StudyBuddhism provides the following definition:

The mental factor with which one not only wishes others to be happy and to have the causes for happiness, but with which one also acts toward others in a helpful manner.[1]

Dzigar Kongtrul describes the Tibetan term, tsewa, as: "a warm connection to others; a simple, nonconceptual care for their well-being; a feeling that their joy is our joy and that their suffering is our suffering."[2] He states:

The tender, open heart of tsewa is an infinitely malleable resource. It expresses itself as kindness, compassion, vicarious joy, generosity, tolerance, mental clarity, courage, resilience, unshakeable cheerfulness, and in many other internal ways. It also manifests outwardly in our positive actions. Everything we do for the benefit of others, or for the sake of opening our own hearts, comes from this fundamental quality of tsewa. In this way, tsewa is really the source of all goodness in the world.[2]

See also
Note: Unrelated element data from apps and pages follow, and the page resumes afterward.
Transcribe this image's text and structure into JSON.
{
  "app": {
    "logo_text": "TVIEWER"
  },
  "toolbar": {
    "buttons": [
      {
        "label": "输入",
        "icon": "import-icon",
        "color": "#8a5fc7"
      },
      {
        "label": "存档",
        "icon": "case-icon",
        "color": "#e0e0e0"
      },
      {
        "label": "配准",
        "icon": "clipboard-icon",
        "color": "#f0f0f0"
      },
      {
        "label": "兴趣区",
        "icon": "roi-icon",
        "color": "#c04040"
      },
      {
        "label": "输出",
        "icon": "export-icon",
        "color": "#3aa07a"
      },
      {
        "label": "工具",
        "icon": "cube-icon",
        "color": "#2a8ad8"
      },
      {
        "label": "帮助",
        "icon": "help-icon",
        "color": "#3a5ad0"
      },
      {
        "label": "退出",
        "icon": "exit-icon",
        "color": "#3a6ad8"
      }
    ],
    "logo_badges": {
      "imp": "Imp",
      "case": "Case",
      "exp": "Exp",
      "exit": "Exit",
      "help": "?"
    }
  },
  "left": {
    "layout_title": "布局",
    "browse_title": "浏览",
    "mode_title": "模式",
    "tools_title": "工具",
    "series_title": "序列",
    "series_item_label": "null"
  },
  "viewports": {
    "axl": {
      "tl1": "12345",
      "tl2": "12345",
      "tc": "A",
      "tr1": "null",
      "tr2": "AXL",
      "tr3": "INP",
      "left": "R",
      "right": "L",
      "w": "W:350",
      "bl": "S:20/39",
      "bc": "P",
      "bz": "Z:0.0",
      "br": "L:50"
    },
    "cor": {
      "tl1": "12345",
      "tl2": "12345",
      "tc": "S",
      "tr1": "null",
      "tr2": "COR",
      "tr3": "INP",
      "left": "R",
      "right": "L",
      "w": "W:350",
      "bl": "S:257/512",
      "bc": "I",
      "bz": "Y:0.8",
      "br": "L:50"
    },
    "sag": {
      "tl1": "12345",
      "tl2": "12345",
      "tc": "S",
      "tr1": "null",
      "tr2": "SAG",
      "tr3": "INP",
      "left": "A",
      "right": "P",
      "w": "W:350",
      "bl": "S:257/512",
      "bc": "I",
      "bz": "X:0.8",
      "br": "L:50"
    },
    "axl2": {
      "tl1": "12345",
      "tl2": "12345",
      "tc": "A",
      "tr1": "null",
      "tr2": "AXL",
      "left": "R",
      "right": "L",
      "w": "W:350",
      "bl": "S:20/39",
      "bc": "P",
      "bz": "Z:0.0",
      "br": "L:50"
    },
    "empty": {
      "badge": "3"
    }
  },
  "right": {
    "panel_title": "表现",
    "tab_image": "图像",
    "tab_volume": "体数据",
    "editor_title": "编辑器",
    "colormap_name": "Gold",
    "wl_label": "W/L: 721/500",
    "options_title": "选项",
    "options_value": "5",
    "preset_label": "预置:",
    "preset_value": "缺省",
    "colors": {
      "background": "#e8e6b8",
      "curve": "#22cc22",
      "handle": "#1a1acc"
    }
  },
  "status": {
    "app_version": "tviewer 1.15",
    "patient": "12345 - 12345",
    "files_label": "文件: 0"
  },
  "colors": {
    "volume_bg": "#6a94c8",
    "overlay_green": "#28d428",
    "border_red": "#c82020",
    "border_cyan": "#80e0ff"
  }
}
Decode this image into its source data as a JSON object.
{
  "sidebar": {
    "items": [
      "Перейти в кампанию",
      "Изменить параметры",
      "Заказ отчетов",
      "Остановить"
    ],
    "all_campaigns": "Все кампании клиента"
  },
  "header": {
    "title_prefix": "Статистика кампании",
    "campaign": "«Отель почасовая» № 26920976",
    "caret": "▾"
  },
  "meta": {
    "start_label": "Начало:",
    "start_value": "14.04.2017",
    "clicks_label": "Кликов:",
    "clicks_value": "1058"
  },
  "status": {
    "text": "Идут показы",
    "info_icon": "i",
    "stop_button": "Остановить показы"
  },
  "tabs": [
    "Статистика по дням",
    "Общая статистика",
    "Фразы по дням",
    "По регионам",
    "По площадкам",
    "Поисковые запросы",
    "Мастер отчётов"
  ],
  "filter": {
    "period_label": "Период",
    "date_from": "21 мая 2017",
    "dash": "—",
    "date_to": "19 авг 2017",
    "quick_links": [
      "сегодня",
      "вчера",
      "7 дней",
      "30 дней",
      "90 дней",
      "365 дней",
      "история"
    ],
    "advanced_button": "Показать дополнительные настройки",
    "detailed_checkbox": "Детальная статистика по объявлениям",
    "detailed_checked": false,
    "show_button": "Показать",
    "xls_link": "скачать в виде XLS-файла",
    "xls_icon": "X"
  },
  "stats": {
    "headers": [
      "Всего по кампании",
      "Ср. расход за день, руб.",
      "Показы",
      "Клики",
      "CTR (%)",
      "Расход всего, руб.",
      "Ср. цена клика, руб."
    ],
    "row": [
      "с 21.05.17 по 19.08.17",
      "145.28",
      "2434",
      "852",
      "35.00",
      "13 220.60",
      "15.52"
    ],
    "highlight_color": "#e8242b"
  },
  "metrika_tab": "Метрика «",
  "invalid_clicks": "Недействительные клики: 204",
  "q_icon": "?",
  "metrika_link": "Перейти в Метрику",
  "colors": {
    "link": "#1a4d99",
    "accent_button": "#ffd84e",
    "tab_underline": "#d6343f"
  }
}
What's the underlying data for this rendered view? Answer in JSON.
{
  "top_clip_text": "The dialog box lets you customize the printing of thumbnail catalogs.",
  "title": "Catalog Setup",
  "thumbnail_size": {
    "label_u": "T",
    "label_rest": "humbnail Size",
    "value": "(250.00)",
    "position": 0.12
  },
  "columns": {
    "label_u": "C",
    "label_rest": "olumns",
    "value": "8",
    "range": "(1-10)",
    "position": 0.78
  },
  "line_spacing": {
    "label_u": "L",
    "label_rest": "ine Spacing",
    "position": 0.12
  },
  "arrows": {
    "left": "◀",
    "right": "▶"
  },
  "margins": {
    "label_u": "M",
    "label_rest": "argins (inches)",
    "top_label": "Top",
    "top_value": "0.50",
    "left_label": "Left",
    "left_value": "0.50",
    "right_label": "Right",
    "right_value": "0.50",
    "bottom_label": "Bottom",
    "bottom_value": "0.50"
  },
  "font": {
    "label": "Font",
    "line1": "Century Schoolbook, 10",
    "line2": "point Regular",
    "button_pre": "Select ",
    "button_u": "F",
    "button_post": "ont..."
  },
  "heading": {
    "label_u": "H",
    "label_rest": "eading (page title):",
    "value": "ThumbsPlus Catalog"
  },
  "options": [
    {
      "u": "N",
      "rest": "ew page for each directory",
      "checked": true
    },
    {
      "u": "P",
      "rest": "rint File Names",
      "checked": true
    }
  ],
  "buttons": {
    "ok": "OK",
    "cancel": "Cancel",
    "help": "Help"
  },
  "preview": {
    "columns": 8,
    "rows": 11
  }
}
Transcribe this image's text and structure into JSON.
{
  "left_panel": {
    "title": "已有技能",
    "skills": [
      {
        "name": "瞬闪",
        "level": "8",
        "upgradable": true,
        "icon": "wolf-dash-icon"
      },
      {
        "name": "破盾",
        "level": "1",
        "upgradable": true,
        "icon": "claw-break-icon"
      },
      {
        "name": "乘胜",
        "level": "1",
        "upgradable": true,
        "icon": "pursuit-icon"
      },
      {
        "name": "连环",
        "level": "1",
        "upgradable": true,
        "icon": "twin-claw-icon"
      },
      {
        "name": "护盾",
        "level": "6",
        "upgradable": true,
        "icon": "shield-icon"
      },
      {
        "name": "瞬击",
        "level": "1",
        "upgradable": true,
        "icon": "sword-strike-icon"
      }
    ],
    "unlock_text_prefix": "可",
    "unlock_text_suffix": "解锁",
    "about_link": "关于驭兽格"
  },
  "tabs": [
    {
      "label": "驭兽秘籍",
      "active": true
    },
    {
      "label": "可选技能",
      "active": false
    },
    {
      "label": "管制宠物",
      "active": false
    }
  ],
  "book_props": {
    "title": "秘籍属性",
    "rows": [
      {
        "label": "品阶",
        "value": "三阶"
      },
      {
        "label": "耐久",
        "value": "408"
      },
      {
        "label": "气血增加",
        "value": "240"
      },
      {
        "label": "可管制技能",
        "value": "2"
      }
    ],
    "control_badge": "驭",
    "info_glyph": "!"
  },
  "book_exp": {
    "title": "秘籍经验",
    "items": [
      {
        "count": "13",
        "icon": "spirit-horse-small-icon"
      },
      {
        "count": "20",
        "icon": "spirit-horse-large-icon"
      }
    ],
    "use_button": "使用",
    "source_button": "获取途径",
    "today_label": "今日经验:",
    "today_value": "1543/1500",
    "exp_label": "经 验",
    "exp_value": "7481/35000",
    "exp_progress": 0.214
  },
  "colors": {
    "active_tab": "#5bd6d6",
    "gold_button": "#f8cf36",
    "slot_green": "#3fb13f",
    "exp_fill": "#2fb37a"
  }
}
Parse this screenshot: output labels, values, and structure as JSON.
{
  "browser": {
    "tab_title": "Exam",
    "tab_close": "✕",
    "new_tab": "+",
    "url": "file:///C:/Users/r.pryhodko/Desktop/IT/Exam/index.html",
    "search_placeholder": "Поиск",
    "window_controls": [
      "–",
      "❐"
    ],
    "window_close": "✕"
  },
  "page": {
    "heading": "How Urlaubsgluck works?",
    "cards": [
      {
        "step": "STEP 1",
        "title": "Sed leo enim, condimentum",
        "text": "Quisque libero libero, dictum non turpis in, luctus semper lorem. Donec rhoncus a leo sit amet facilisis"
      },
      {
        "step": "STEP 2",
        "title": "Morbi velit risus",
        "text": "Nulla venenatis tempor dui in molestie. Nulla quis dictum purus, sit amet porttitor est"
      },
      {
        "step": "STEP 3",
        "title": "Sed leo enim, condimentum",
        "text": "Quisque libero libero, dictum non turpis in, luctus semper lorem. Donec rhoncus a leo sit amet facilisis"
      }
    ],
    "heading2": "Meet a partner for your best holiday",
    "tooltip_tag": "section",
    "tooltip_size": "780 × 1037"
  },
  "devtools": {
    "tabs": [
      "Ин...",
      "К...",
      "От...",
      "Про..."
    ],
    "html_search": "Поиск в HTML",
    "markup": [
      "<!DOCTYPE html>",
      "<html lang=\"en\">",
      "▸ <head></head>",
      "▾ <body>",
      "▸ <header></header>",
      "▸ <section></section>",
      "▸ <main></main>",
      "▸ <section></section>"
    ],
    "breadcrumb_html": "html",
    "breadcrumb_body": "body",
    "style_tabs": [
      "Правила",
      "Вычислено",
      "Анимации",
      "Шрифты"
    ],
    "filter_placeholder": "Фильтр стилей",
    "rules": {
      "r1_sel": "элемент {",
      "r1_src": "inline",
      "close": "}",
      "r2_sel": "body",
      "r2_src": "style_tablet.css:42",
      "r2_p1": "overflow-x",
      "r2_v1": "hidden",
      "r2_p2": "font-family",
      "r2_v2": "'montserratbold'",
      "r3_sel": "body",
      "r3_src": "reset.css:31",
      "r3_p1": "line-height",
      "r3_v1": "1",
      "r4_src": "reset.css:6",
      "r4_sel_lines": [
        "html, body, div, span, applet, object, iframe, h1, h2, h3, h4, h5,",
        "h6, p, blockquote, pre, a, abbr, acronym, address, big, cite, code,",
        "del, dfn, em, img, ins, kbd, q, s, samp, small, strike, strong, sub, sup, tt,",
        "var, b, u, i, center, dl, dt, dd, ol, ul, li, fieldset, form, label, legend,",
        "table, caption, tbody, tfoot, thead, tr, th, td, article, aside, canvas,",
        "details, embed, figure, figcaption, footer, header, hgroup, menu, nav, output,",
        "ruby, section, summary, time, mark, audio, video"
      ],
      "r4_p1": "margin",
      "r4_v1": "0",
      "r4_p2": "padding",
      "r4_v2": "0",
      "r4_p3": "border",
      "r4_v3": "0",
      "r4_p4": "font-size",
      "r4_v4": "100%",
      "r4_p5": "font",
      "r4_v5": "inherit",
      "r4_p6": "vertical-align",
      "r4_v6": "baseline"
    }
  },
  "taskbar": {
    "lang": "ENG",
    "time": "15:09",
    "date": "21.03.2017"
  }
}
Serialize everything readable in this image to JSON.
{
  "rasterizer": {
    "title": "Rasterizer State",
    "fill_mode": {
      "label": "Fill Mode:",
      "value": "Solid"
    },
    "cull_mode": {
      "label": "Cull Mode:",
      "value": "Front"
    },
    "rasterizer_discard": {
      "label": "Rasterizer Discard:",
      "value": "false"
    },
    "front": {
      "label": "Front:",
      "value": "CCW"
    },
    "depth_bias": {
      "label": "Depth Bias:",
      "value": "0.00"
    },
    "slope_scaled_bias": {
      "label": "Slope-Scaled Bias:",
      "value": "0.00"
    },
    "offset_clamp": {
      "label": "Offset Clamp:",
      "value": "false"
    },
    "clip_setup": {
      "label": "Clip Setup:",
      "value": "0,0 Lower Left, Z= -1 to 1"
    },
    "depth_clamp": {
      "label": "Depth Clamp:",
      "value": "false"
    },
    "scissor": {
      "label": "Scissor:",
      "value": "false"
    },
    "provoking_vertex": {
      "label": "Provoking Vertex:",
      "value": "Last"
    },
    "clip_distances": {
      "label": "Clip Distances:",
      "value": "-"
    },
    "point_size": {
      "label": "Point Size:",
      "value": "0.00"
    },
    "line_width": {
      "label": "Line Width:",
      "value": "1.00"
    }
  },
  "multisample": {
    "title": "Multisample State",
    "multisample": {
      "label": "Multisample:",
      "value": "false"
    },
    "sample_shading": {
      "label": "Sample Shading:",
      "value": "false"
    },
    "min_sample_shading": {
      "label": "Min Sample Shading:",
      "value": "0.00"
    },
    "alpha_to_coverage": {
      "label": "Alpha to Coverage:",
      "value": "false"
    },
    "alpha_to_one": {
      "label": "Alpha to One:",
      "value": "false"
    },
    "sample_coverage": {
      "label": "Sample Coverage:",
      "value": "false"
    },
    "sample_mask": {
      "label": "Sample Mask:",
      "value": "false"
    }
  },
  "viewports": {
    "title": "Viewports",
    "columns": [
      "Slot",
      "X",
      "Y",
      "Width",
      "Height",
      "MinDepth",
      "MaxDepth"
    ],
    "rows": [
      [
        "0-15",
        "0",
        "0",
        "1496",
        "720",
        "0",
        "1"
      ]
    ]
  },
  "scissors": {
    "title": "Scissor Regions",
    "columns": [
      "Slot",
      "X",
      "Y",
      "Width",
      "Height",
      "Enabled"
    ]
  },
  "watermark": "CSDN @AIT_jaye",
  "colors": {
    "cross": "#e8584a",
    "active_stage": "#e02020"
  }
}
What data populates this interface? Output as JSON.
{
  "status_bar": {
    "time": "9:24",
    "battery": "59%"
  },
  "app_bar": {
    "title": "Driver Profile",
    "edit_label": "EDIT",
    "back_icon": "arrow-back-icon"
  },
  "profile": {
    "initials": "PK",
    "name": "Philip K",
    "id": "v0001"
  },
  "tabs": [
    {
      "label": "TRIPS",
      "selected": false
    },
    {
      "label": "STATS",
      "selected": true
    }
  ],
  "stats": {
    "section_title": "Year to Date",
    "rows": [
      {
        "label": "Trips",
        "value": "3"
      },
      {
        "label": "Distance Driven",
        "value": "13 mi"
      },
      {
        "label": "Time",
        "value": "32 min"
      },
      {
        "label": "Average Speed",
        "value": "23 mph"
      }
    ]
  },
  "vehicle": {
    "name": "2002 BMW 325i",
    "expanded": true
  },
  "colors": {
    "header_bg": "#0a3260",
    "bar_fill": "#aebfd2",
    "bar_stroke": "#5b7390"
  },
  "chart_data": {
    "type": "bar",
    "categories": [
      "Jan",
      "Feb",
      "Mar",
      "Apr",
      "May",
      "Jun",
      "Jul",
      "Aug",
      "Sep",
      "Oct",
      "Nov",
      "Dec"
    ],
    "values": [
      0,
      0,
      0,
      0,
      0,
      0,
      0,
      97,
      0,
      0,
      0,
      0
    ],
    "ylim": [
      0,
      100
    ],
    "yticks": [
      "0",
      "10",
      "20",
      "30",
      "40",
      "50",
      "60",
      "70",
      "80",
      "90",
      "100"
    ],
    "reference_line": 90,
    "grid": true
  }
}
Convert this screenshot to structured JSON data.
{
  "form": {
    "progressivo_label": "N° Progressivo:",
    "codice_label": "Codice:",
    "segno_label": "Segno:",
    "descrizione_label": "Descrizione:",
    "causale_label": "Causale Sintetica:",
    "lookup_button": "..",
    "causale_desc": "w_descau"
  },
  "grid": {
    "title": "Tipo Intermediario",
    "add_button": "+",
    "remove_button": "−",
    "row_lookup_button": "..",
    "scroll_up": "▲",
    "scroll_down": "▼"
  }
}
  • Dzigar Kongtrul (2018), Training in Tenderness, Shambhala 

External links